After their former employer, Grubb & Ellis, was folded into Newmark Knight Frank at BGC Partners, Moody Younger and Kathy Permenter decided the timing was right to launch their own firm. They did so at the beginning of May. By June, they had a team in place—nine in Dallas and one each in Austin and Fort Worth. The duo recently sat down with RealPoints to talk about how things are going at Younger Partners—and what’s next.
RealPoints: So, why did you decide to go out on your own?
Moody Younger: For me, I always had it in the back of my mind that I wanted to start my own company, but the timing never really made a lot of sense. This time, it just seemed like the right thing to do. For me personally, I want to work for 15-20 more years, and I feel like I have better control over my own destiny by doing this with Kathy, having our own smaller company, here in Dallas and maybe a couple of other markets in Texas. We realized that there’s a great opportunity for a new boutique firm that’s fun and also insightful; we’re going to do some things with research that we think will add value for our clients.
Kathy Permenter: I knew I was going to be making a transition and looking at the opportunities that were out there. The best option was for Moody and I to continue to work together and to develop a culture that we knew could be created: A culture where people love coming to work in the morning, a work environment that’s fun, but where people are serious about getting their work done and believe client satisfaction is the most important thing.
RealPoints: What other things factored into the decision?
Permenter: We had a lot of clients pushing us to do this. They told us, “This is the time.”
Younger: We have continued to grow with some of our clients. They have been unbelievably supportive; that’s been the most rewarding thing about everything.
RealPoints: Now that you’re several months into it, how are things going?
Younger: We have gotten off to a good start. I’m pleased with where we are. One thing I didn’t realize was how much work is involved in starting a company. None of it’s like rocket science, there’s just a lot of administrative stuff to do, and you have to do it all at once. And you have to do it while you’re doing your “day job,” too. Initially, Kathy and the leasing team focused on our business. I was more focused on the administrative piece, putting everything together.

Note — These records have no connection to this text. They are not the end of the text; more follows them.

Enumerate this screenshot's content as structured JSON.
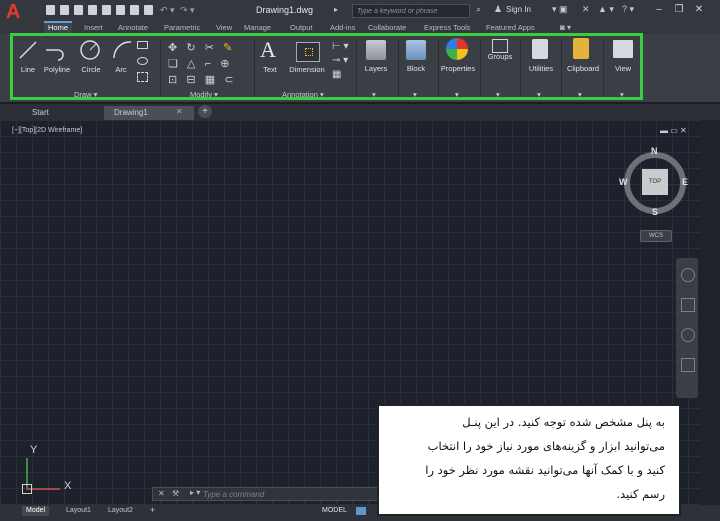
{
  "window": {
    "app_logo": "A",
    "document_title": "Drawing1.dwg",
    "search_placeholder": "Type a keyword or phrase",
    "sign_in": "Sign In"
  },
  "ribbon_tabs": [
    "Home",
    "Insert",
    "Annotate",
    "Parametric",
    "View",
    "Manage",
    "Output",
    "Add-ins",
    "Collaborate",
    "Express Tools",
    "Featured Apps"
  ],
  "ribbon": {
    "draw": {
      "line": "Line",
      "polyline": "Polyline",
      "circle": "Circle",
      "arc": "Arc",
      "group_label": "Draw ▾"
    },
    "modify": {
      "group_label": "Modify ▾"
    },
    "annotation": {
      "text": "Text",
      "dimension": "Dimension",
      "group_label": "Annotation ▾"
    },
    "layers": "Layers",
    "block": "Block",
    "properties": "Properties",
    "groups": "Groups",
    "utilities": "Utilities",
    "clipboard": "Clipboard",
    "view": "View"
  },
  "file_tabs": [
    "Start",
    "Drawing1"
  ],
  "viewport": {
    "label": "[−][Top][2D Wireframe]",
    "controls": "▬ ▭ ✕",
    "compass": {
      "n": "N",
      "s": "S",
      "e": "E",
      "w": "W",
      "cube_face": "TOP",
      "wcs": "WCS"
    }
  },
  "ucs": {
    "x": "X",
    "y": "Y"
  },
  "command": {
    "placeholder": "Type a command"
  },
  "status": {
    "tabs": [
      "Model",
      "Layout1",
      "Layout2"
    ],
    "mode": "MODEL"
  },
  "note": {
    "lines": [
      "به پنل مشخص شده توجه کنید. در این پنـل",
      "می‌توانید ابزار و گزینه‌های مورد نیاز خود را انتخاب",
      "کنید و با کمک آنها می‌توانید نقشه مورد نظر خود را",
      "رسم کنید."
    ]
  },
  "colors": {
    "highlight": "#39d03f",
    "logo": "#e23b2e",
    "note_bg": "#ffffff"
  }
}
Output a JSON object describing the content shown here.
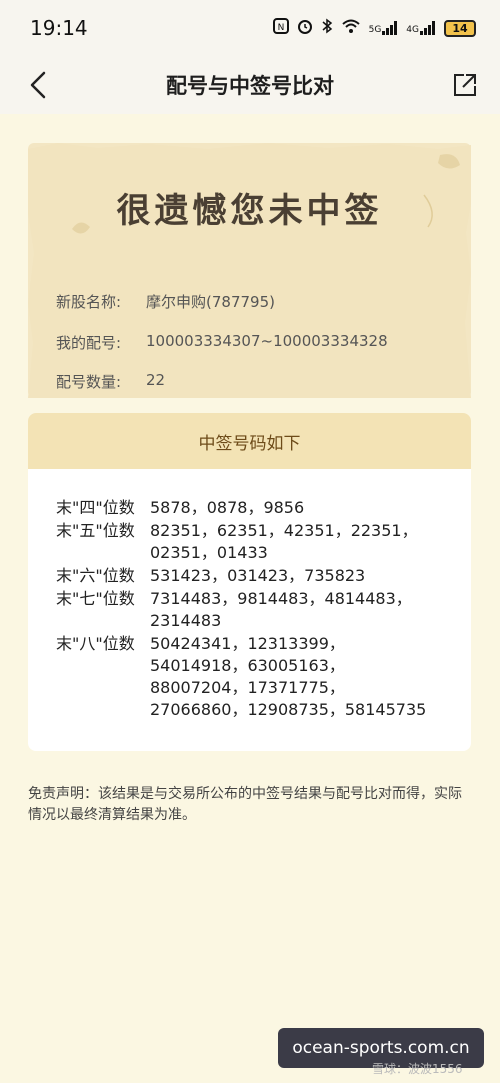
{
  "status": {
    "time": "19:14",
    "signal1": "5G",
    "signal2": "4G",
    "battery": "14"
  },
  "nav": {
    "title": "配号与中签号比对"
  },
  "result": {
    "headline": "很遗憾您未中签",
    "stock_label": "新股名称:",
    "stock_value": "摩尔申购(787795)",
    "number_label": "我的配号:",
    "number_value": "100003334307~100003334328",
    "count_label": "配号数量:",
    "count_value": "22"
  },
  "winning": {
    "header": "中签号码如下",
    "rows": [
      {
        "label": "末\"四\"位数",
        "lines": [
          "5878，0878，9856"
        ]
      },
      {
        "label": "末\"五\"位数",
        "lines": [
          "82351，62351，42351，22351，",
          "02351，01433"
        ]
      },
      {
        "label": "末\"六\"位数",
        "lines": [
          "531423，031423，735823"
        ]
      },
      {
        "label": "末\"七\"位数",
        "lines": [
          "7314483，9814483，4814483，",
          "2314483"
        ]
      },
      {
        "label": "末\"八\"位数",
        "lines": [
          "50424341，12313399，",
          "54014918，63005163，",
          "88007204，17371775，",
          "27066860，12908735，58145735"
        ]
      }
    ]
  },
  "disclaimer": "免责声明：该结果是与交易所公布的中签号结果与配号比对而得，实际情况以最终清算结果为准。",
  "watermark": "ocean-sports.com.cn",
  "credit": "雪球：波波1556",
  "colors": {
    "background": "#fbf7e2",
    "card": "#f3e6c3",
    "header_band": "#f3e3b5"
  }
}
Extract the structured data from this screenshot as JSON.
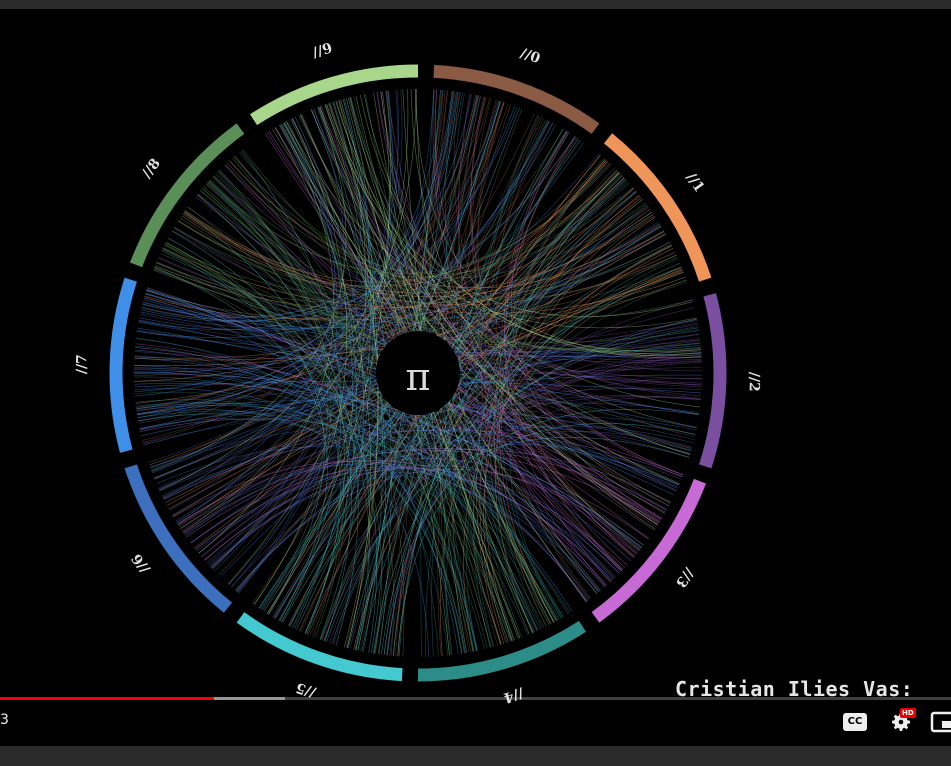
{
  "visualization": {
    "center_symbol": "π",
    "sector_labels": [
      "//0",
      "//1",
      "//2",
      "//3",
      "//4",
      "//5",
      "//6",
      "//7",
      "//8",
      "//9"
    ],
    "sector_colors": [
      "#8a5a44",
      "#f0955a",
      "#7a4fa0",
      "#c86ad6",
      "#2b8c88",
      "#45c9d0",
      "#3d6fbf",
      "#3f8fe8",
      "#5b8f58",
      "#a8d68a"
    ]
  },
  "credit": "Cristian Ilies Vas:",
  "player": {
    "time": "3",
    "progress": {
      "played_fraction": 0.225,
      "buffered_fraction": 0.3
    },
    "cc_label": "CC",
    "hd_label": "HD"
  }
}
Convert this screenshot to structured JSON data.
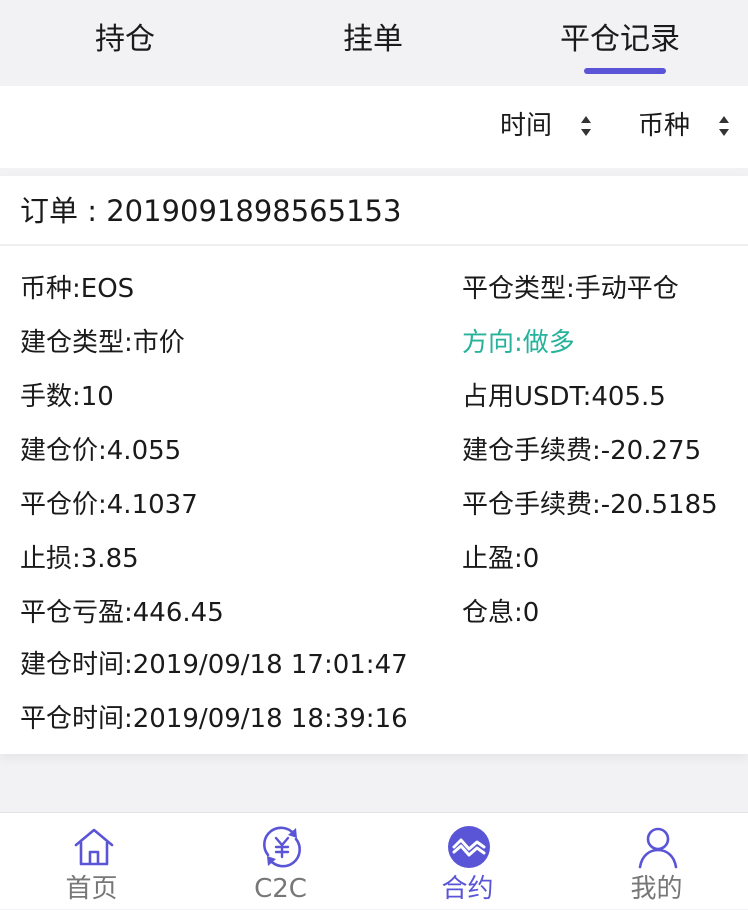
{
  "tabs": [
    "持仓",
    "挂单",
    "平仓记录"
  ],
  "active_tab_index": 2,
  "sort": {
    "time_label": "时间",
    "coin_label": "币种"
  },
  "order": {
    "label": "订单 : 2019091898565153"
  },
  "fields_left": [
    "币种:EOS",
    "建仓类型:市价",
    "手数:10",
    "建仓价:4.055",
    "平仓价:4.1037",
    "止损:3.85",
    "平仓亏盈:446.45",
    "建仓时间:2019/09/18 17:01:47",
    "平仓时间:2019/09/18 18:39:16"
  ],
  "fields_right": [
    "平仓类型:手动平仓",
    "方向:做多",
    "占用USDT:405.5",
    "建仓手续费:-20.275",
    "平仓手续费:-20.5185",
    "止盈:0",
    "仓息:0"
  ],
  "nav": [
    {
      "label": "首页",
      "icon": "home-icon"
    },
    {
      "label": "C2C",
      "icon": "c2c-exchange-icon"
    },
    {
      "label": "合约",
      "icon": "contract-icon"
    },
    {
      "label": "我的",
      "icon": "user-icon"
    }
  ],
  "colors": {
    "accent": "#5a55d6",
    "long_green": "#27b29b",
    "nav_inactive": "#777777"
  }
}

Your branding, your logo, company name, website—it all takes time. It wasn’t until late August or early September that we were settled in to a normal rhythm.
RealPoints: How large do you hope to get? What is your ideal size?

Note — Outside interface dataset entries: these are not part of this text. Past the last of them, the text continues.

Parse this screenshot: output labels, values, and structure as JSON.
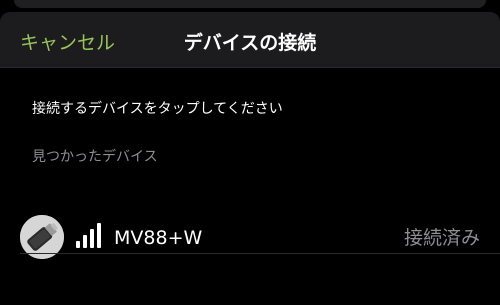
{
  "navbar": {
    "cancel_label": "キャンセル",
    "title": "デバイスの接続"
  },
  "instruction": "接続するデバイスをタップしてください",
  "section_header": "見つかったデバイス",
  "devices": [
    {
      "name": "MV88+W",
      "status": "接続済み",
      "signal_bars": 4,
      "signal_icon": "signal-bars-icon",
      "thumbnail_icon": "microphone-icon"
    }
  ],
  "colors": {
    "accent": "#97c459",
    "background": "#000000",
    "navbar": "#1c1c1e",
    "secondary_text": "#8e8e93"
  }
}
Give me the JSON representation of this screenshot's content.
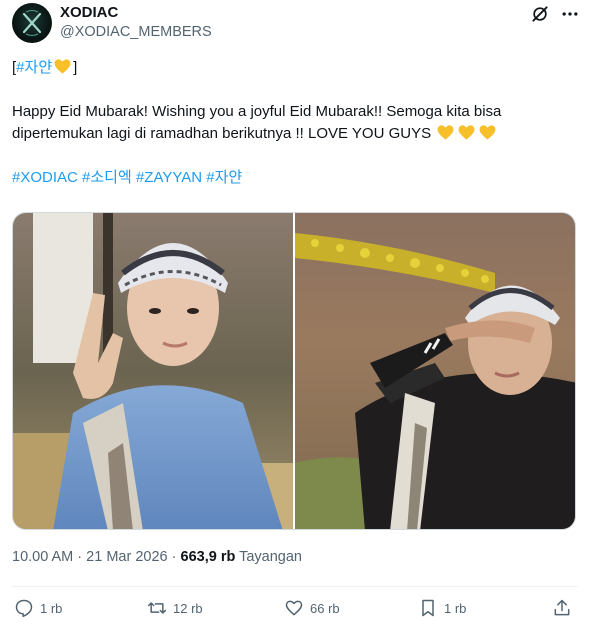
{
  "author": {
    "display_name": "XODIAC",
    "handle": "@XODIAC_MEMBERS",
    "avatar_icon": "xodiac-logo"
  },
  "tweet": {
    "line1_prefix": "[",
    "line1_tag": "#자얀",
    "line1_suffix": "]",
    "line2": "Happy Eid Mubarak! Wishing you a joyful Eid Mubarak!! Semoga kita bisa",
    "line3": "dipertemukan lagi di ramadhan berikutnya !! LOVE YOU GUYS",
    "hashtags": [
      "#XODIAC",
      "#소디엑",
      "#ZAYYAN",
      "#자얀"
    ],
    "heart_emoji_color": "#f7c02a"
  },
  "media": {
    "photo1_desc": "selfie-peace-sign",
    "photo2_desc": "selfie-shading-eyes"
  },
  "meta": {
    "time": "10.00 AM",
    "separator": "·",
    "date": "21 Mar 2026",
    "views_count": "663,9 rb",
    "views_label": "Tayangan"
  },
  "actions": {
    "reply_count": "1 rb",
    "retweet_count": "12 rb",
    "like_count": "66 rb",
    "bookmark_count": "1 rb"
  },
  "colors": {
    "link": "#1d9bf0",
    "secondary_text": "#536471",
    "primary_text": "#0f1419"
  }
}
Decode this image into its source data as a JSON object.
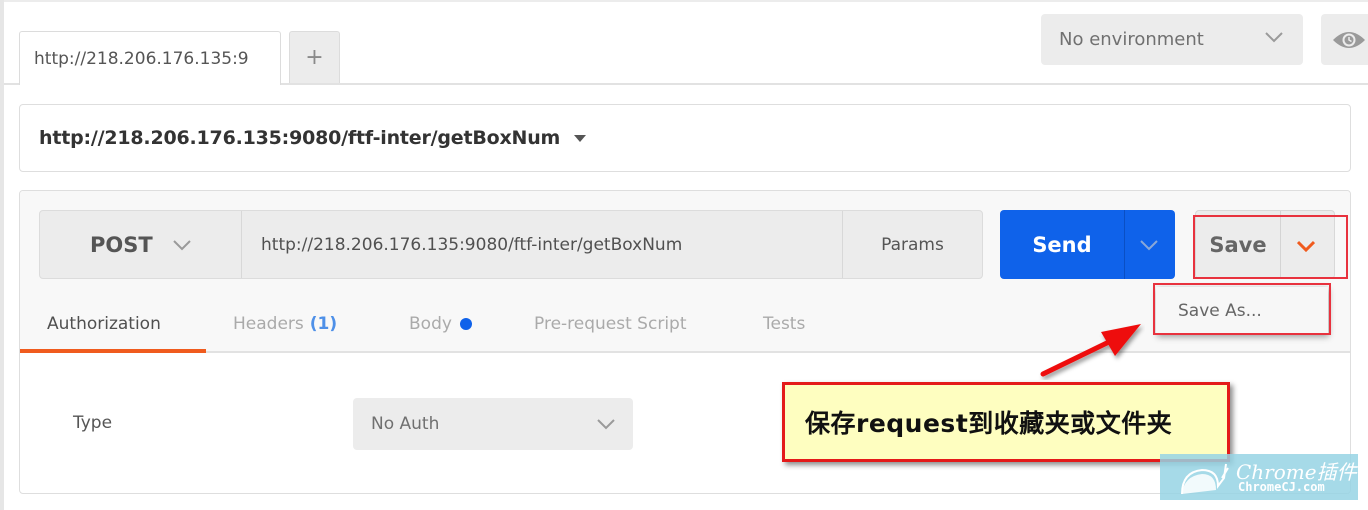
{
  "tabbar": {
    "active_tab_label": "http://218.206.176.135:9",
    "add_tab_label": "+",
    "environment_selected": "No environment",
    "eye_icon": "eye-icon"
  },
  "request": {
    "title": "http://218.206.176.135:9080/ftf-inter/getBoxNum",
    "method": "POST",
    "url": "http://218.206.176.135:9080/ftf-inter/getBoxNum",
    "params_label": "Params",
    "send_label": "Send",
    "save_label": "Save",
    "save_as_label": "Save As..."
  },
  "request_tabs": [
    {
      "label": "Authorization",
      "active": true
    },
    {
      "label": "Headers",
      "count": "(1)"
    },
    {
      "label": "Body",
      "indicator": "dot"
    },
    {
      "label": "Pre-request Script"
    },
    {
      "label": "Tests"
    }
  ],
  "auth": {
    "type_label": "Type",
    "type_value": "No Auth"
  },
  "annotation": {
    "callout_text": "保存request到收藏夹或文件夹"
  },
  "watermark": {
    "brand": "Chrome插件",
    "domain": "ChromeCJ.com"
  },
  "colors": {
    "send_blue": "#0f62ea",
    "active_tab_orange": "#f05b1e",
    "save_chevron_orange": "#f05b1e",
    "annotation_red": "#e41a1a",
    "callout_bg": "#fefec0",
    "headers_count_blue": "#4e90e8"
  }
}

Younger: If you look at growing out all of your service lines—we will eventually be a full-service boutique firm—that probably gets you close to 50 people on the transaction side of the business. That doesn’t include the property management component of the business, which will grow significantly, once we get into that. So about 50 is probably the ideal size, and that might take 10 years.

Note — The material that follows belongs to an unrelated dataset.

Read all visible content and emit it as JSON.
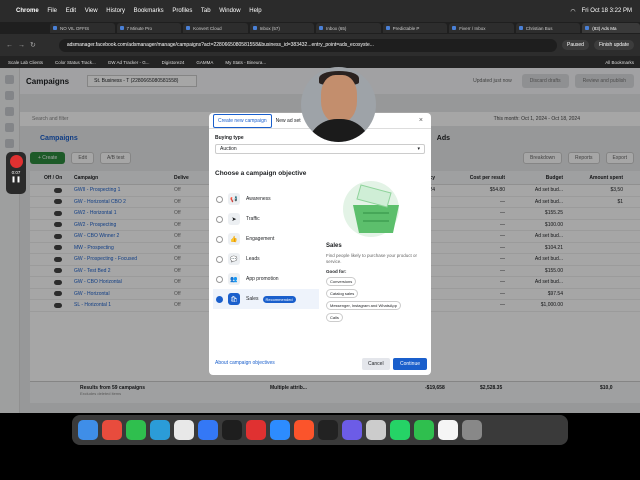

RealPoints: What was the reaction from your former team at Grubb?
Younger: We left, and we thought it might just be the two of us, then we had other people who wanted to be a part of it.
Permenter: They all had plenty of opportunities, but they knew what kind of a business we were going to build.
Younger: It may sound strange, because we were just starting a company, but it seemed to many like a more certain opportunity, they knew what kind of an environment we’d provide.
RealPoints: What’s your current portfolio?
Younger: We currently lease about 6 million square feet of office space, including Occidental Tower and Park Central 3 and 4 in Dallas, Valliance Plaza in McKinney, and The Avallon in Austin. There’s some additional information on the Dallas properties in the case studies section of our website. And we’re starting to focus on new stuff, too.
RealPoints: What about leasing activity?
Permenter: It has been very good. Our performance during the first four months of our company significantly exceeded what I was expecting.
Younger: The market is healthy. That’s indicated in the numbers. It has been a pleasant surprise. We were planning for the worst and hoping for the best.
Permenter: I’m anticipating that the market will continue to tighten up and that rates will continue to rise. We seem to be hitting the market at the right time; we’ve had very good activity.
RealPoints: Are you seeing it certain submarkets?
Permenter: You’d be surprised. We’re even seeing it along Interstate 635, which, as you know, is under construction. It’s really broad-brush.
Younger: The most activity is centered where you’d expect—Legacy and Uptown. The Freeport/Las Colinas market is also very busy, with some big deals and build-to-suits floating around. We’ll see how many land, but there’s a lot to work on right now.
RealPoints: In terms of building out your service lines, do you have a certain order for that?
Younger: One thing we want to be very sensitive to is sticking with what we’re real good at, and getting firmly established in that area before we move into another. I’d like to grow synergistically, in a ideal world. But we’re also in a people industry, so it’s going to depend on the talent. We’ll probably adjust growth plans according to the availability of talent.
RealPoints: What has been the most surprising thing for you so far?
Permenter: For me it has been just the ability to focus on business, instead of worrying about what’s going on with your employer. You don’t realize how much of an impact that has, the constant overhang, and the phone calls about what’s going on, versus now being able to focus on moving forward. It’s liberating.
Younger: It’s the freedom to pursue the opportunities that are out there, without a governor. That’s not really surprising, but being able to now think that way feels very good.